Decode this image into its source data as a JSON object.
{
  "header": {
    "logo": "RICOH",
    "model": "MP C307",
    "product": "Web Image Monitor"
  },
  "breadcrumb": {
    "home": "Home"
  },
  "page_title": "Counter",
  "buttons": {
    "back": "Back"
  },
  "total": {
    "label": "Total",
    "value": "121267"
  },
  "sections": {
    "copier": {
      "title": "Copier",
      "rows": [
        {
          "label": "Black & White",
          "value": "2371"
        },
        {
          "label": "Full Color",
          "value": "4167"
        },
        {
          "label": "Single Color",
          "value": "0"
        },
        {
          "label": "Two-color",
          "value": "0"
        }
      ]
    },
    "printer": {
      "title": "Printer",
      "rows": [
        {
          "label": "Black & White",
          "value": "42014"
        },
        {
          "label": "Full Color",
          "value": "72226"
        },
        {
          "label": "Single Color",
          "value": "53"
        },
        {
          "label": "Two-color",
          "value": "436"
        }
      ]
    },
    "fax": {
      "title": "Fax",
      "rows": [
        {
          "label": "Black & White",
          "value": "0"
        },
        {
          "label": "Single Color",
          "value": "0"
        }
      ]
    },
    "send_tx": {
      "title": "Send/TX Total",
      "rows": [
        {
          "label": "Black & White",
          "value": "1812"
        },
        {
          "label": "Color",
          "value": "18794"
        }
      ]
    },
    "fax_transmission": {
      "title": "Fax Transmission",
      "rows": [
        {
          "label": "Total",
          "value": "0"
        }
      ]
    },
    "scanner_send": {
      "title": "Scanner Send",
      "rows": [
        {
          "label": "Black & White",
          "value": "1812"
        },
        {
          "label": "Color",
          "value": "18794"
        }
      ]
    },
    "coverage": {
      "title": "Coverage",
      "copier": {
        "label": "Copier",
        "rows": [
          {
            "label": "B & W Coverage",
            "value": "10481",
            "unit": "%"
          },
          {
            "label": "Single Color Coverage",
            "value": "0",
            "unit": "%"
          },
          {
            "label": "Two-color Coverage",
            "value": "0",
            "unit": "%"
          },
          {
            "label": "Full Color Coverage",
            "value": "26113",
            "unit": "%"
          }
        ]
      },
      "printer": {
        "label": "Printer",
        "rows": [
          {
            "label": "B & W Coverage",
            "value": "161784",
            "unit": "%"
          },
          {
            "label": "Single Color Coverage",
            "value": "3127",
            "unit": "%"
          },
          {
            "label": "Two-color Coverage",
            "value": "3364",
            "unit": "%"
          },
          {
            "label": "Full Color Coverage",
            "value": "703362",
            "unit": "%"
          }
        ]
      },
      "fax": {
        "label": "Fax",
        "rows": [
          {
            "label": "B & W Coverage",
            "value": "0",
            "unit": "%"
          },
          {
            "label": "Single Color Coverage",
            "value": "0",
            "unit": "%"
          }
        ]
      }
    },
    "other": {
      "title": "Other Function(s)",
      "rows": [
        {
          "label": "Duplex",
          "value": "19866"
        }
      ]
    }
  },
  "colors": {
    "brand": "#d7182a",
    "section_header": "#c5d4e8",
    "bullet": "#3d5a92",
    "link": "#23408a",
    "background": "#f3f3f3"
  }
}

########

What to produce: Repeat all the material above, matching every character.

Response to the exercise:
Decode this image into its source data as a JSON object.
{
  "header": {
    "logo": "RICOH",
    "model": "MP C307",
    "product": "Web Image Monitor"
  },
  "breadcrumb": {
    "home": "Home"
  },
  "page_title": "Counter",
  "buttons": {
    "back": "Back"
  },
  "total": {
    "label": "Total",
    "value": "121267"
  },
  "sections": {
    "copier": {
      "title": "Copier",
      "rows": [
        {
          "label": "Black & White",
          "value": "2371"
        },
        {
          "label": "Full Color",
          "value": "4167"
        },
        {
          "label": "Single Color",
          "value": "0"
        },
        {
          "label": "Two-color",
          "value": "0"
        }
      ]
    },
    "printer": {
      "title": "Printer",
      "rows": [
        {
          "label": "Black & White",
          "value": "42014"
        },
        {
          "label": "Full Color",
          "value": "72226"
        },
        {
          "label": "Single Color",
          "value": "53"
        },
        {
          "label": "Two-color",
          "value": "436"
        }
      ]
    },
    "fax": {
      "title": "Fax",
      "rows": [
        {
          "label": "Black & White",
          "value": "0"
        },
        {
          "label": "Single Color",
          "value": "0"
        }
      ]
    },
    "send_tx": {
      "title": "Send/TX Total",
      "rows": [
        {
          "label": "Black & White",
          "value": "1812"
        },
        {
          "label": "Color",
          "value": "18794"
        }
      ]
    },
    "fax_transmission": {
      "title": "Fax Transmission",
      "rows": [
        {
          "label": "Total",
          "value": "0"
        }
      ]
    },
    "scanner_send": {
      "title": "Scanner Send",
      "rows": [
        {
          "label": "Black & White",
          "value": "1812"
        },
        {
          "label": "Color",
          "value": "18794"
        }
      ]
    },
    "coverage": {
      "title": "Coverage",
      "copier": {
        "label": "Copier",
        "rows": [
          {
            "label": "B & W Coverage",
            "value": "10481",
            "unit": "%"
          },
          {
            "label": "Single Color Coverage",
            "value": "0",
            "unit": "%"
          },
          {
            "label": "Two-color Coverage",
            "value": "0",
            "unit": "%"
          },
          {
            "label": "Full Color Coverage",
            "value": "26113",
            "unit": "%"
          }
        ]
      },
      "printer": {
        "label": "Printer",
        "rows": [
          {
            "label": "B & W Coverage",
            "value": "161784",
            "unit": "%"
          },
          {
            "label": "Single Color Coverage",
            "value": "3127",
            "unit": "%"
          },
          {
            "label": "Two-color Coverage",
            "value": "3364",
            "unit": "%"
          },
          {
            "label": "Full Color Coverage",
            "value": "703362",
            "unit": "%"
          }
        ]
      },
      "fax": {
        "label": "Fax",
        "rows": [
          {
            "label": "B & W Coverage",
            "value": "0",
            "unit": "%"
          },
          {
            "label": "Single Color Coverage",
            "value": "0",
            "unit": "%"
          }
        ]
      }
    },
    "other": {
      "title": "Other Function(s)",
      "rows": [
        {
          "label": "Duplex",
          "value": "19866"
        }
      ]
    }
  },
  "colors": {
    "brand": "#d7182a",
    "section_header": "#c5d4e8",
    "bullet": "#3d5a92",
    "link": "#23408a",
    "background": "#f3f3f3"
  }
}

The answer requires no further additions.